Department for Education data shows that two secondary schools in Luton were at or above full capacity as of May 1 last year with the busiest being Cardinal Newman Catholic College, which had 1,650 school places but 1,682 children on its roll – 2% over capacity.
In 2018-19 – the most recent comparable year due to coronavirus pandemic restrictions – there was one overcrowded school.
It meant 3,134 pupils in the area were affected by overcrowded schools last year – among around 880,000 nationwide.
The Association of School and College Leaders said a record rate of overcrowded schools nationally is being driven by increased demand for
The ASCL said a large contingent of children is moving into secondary education, and though local authorities are experienced at forecasting demand, it is not an exact science.
Geoff Barton, general secretary of the organisation, added: “The increasing demand for secondary places is complicated by perceptions linked to Ofsted reports with higher-rated schools often heavily oversubscribed and significant spare capacity at lower-rated schools.
“It drives a vicious cycle with improvement harder to secure in schools which face the greatest challenges.
"The current approach needs a rethink so that it is more supportive and less punitive, and so that every family has access to a good local school place.”
The Education Policy Institute said overcrowding increases the average class size – placing additional demands on teachers – and has implications for admissions.
Jon Andrews, head of analysis at the EPI, said more pupils means schools are more likely to be oversubscribed leaving pupils at less preferred schools or going through the appeals and waiting list systems.
He added: "Our research shows that pupils from disadvantaged backgrounds are less likely to be successful than others via these routes."
Just 17% of English primaries were at or over capacity last year – the lowest rate since records began in 2009-10.

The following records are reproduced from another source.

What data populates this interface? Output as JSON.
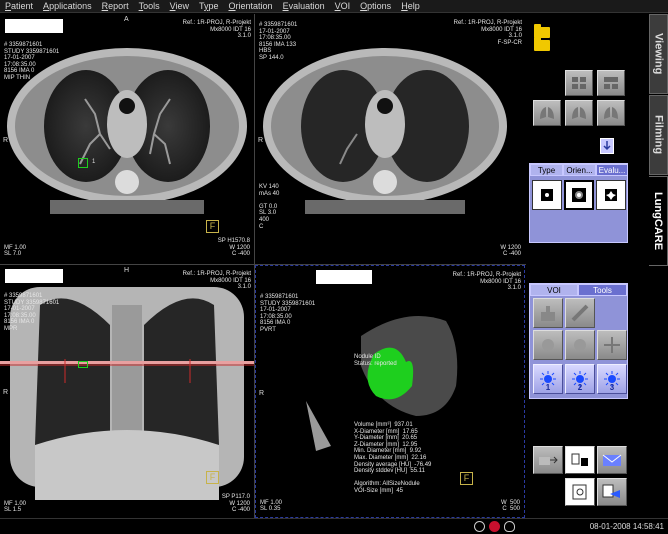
{
  "menu": {
    "items": [
      {
        "label": "Patient",
        "u": "P"
      },
      {
        "label": "Applications",
        "u": "A"
      },
      {
        "label": "Report",
        "u": "R"
      },
      {
        "label": "Tools",
        "u": "T"
      },
      {
        "label": "View",
        "u": "V"
      },
      {
        "label": "Type",
        "u": "y"
      },
      {
        "label": "Orientation",
        "u": "O"
      },
      {
        "label": "Evaluation",
        "u": "E"
      },
      {
        "label": "VOI",
        "u": "V"
      },
      {
        "label": "Options",
        "u": "O"
      },
      {
        "label": "Help",
        "u": "H"
      }
    ]
  },
  "viewports": {
    "vp1": {
      "top_right": "Ref.: 1R-PROJ, R-Projekt\nMx8000 IDT 16\n3.1.0",
      "top_left": "# 3359871601\nSTUDY 3359871601\n17-01-2007\n17:08:35.00\n8156 IMA 0\nMIP THIN",
      "bottom_left": "MF 1.00\nSL 7.0",
      "bottom_right": "SP H1570.8\nW 1200\nC -400",
      "side_marker": "R",
      "orient": "F",
      "roi_label": "1",
      "top_marker": "A"
    },
    "vp2": {
      "top_right": "Ref.: 1R-PROJ, R-Projekt\nMx8000 IDT 16\n3.1.0\nF-SP-CR",
      "top_left": "# 3359871601\n17-01-2007\n17:08:35.00\n8156 IMA 133\nHBS\nSP 144.0",
      "middle_left": "KV 140\nmAs 40\n\nGT 0.0\nSL 3.0\n400\nC",
      "bottom_right": "W 1200\nC -400",
      "side_marker": "R"
    },
    "vp3": {
      "top_right": "Ref.: 1R-PROJ, R-Projekt\nMx8000 IDT 16\n3.1.0",
      "top_left": "# 3359871601\nSTUDY 3359871601\n17-01-2007\n17:08:35.00\n8156 IMA 0\nMPR",
      "bottom_left": "MF 1.00\nSL 1.5",
      "bottom_right": "SP P117.0\nW 1200\nC -400",
      "side_marker": "R",
      "top_marker": "H",
      "orient": "F"
    },
    "vp4": {
      "top_right": "Ref.: 1R-PROJ, R-Projekt\nMx8000 IDT 16\n3.1.0",
      "top_left": "# 3359871601\nSTUDY 3359871601\n17-01-2007\n17:08:35.00\n8156 IMA 0\nPVRT",
      "nodule": "Nodule ID\nStatus: reported",
      "measurements": "Volume [mm³]  937.01\nX-Diameter [mm]  17.65\nY-Diameter [mm]  20.65\nZ-Diameter [mm]  12.95\nMin. Diameter [mm]  9.92\nMax. Diameter [mm]  22.16\nDensity average [HU]  -76.49\nDensity stddev [HU]  55.11\n\nAlgorithm: AllSizeNodule\nVOI-Size [mm]  45",
      "bottom_left": "MF 1.00\nSL 0.35",
      "bottom_right": "W  500\nC  500",
      "side_marker": "R",
      "orient": "F"
    }
  },
  "right_panel": {
    "side_tabs": [
      "Viewing",
      "Filming",
      "LungCARE"
    ],
    "type_tabs": [
      "Type",
      "Orien...",
      "Evalu..."
    ],
    "voi_tabs": [
      "VOI",
      "Tools"
    ],
    "voi_numbers": [
      "1",
      "2",
      "3"
    ]
  },
  "status": {
    "datetime": "08-01-2008 14:58:41"
  },
  "colors": {
    "panel": "#8f93d8",
    "accent_green": "#1ecf1e",
    "folder": "#f0c800"
  }
}
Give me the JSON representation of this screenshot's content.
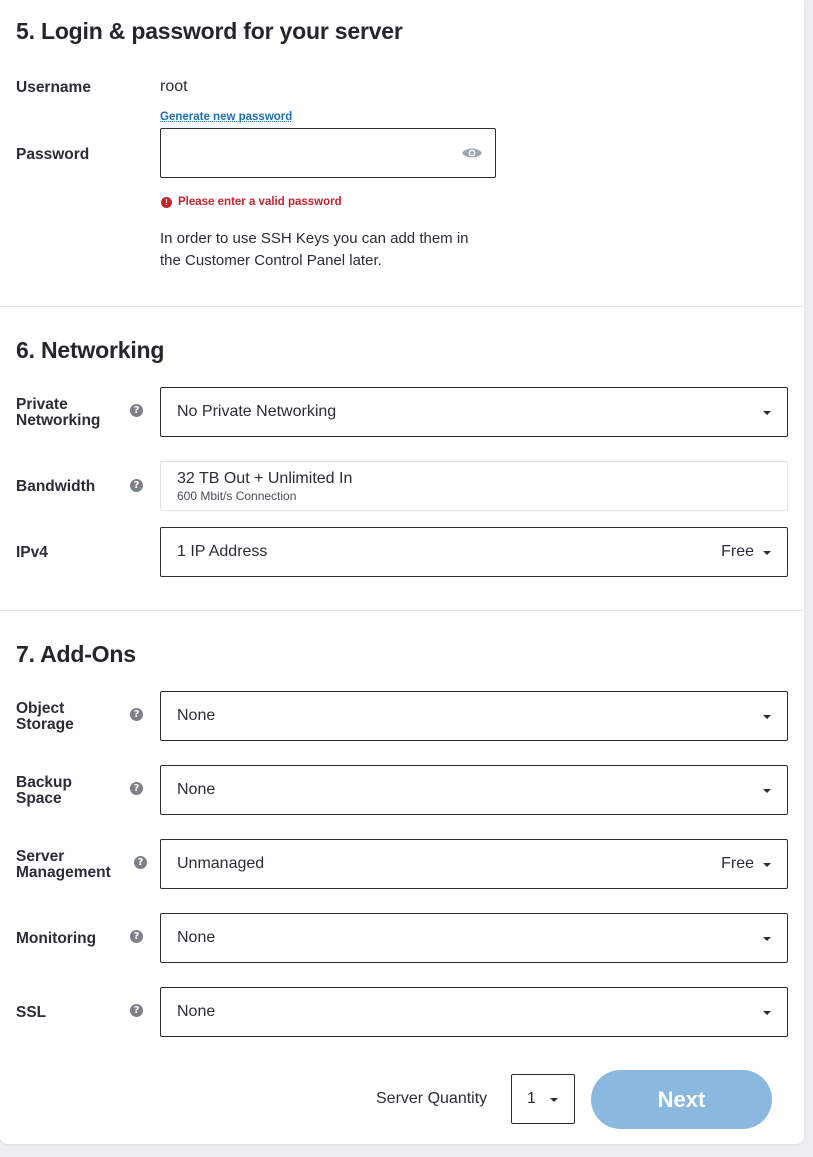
{
  "login": {
    "heading": "5. Login & password for your server",
    "username_label": "Username",
    "username_value": "root",
    "generate_link": "Generate new password",
    "password_label": "Password",
    "password_value": "",
    "error_text": "Please enter a valid password",
    "ssh_note_line1": "In order to use SSH Keys you can add them in",
    "ssh_note_line2": "the Customer Control Panel later."
  },
  "networking": {
    "heading": "6. Networking",
    "private_label_1": "Private",
    "private_label_2": "Networking",
    "private_value": "No Private Networking",
    "bandwidth_label": "Bandwidth",
    "bandwidth_value": "32 TB Out + Unlimited In",
    "bandwidth_sub": "600 Mbit/s Connection",
    "ipv4_label": "IPv4",
    "ipv4_value": "1 IP Address",
    "ipv4_price": "Free"
  },
  "addons": {
    "heading": "7. Add-Ons",
    "object_label_1": "Object",
    "object_label_2": "Storage",
    "object_value": "None",
    "backup_label_1": "Backup",
    "backup_label_2": "Space",
    "backup_value": "None",
    "mgmt_label_1": "Server",
    "mgmt_label_2": "Management",
    "mgmt_value": "Unmanaged",
    "mgmt_price": "Free",
    "monitoring_label": "Monitoring",
    "monitoring_value": "None",
    "ssl_label": "SSL",
    "ssl_value": "None"
  },
  "footer": {
    "quantity_label": "Server Quantity",
    "quantity_value": "1",
    "next_label": "Next"
  },
  "icons": {
    "help": "?",
    "error": "!"
  },
  "colors": {
    "accent_disabled": "#8ab8df",
    "error": "#c8232c",
    "link": "#1f6fb4"
  }
}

This included two in Luton – up from one in 2018-19.
Mr Andrews said the number of pupils attending primary schools, peaked in 2019 and is expected to continue to decline.
A DfE spokeswoman said: “The vast majority of pupils will be offered a place at one of their preferred schools this coming year.
"Pupils are also now more likely to have a place at a good school now – with 87% of schools rated good or outstanding now compared to 68% in 2010.”
A spokesman for Luton Council said: “In the secondary sector, Luton’s Year 7 intakes are projected to remain relatively stable for the next six years.
"Pupil places created from current and upcoming housing developments are likely to be offset by falling pupil numbers moving into the primary sector. In the discharging of our statutory duties for having sufficiency of school provision in response to local needs, it is clear that Luton has sufficient capacity overall and this is set to be the case for the foreseeable future.
"Having heavily oversubscribed, popular schools is not unique to Luton; many other LAs struggle to match local supply and demand for the most popular schools, whilst still ensuring access to provision for all children within their area.”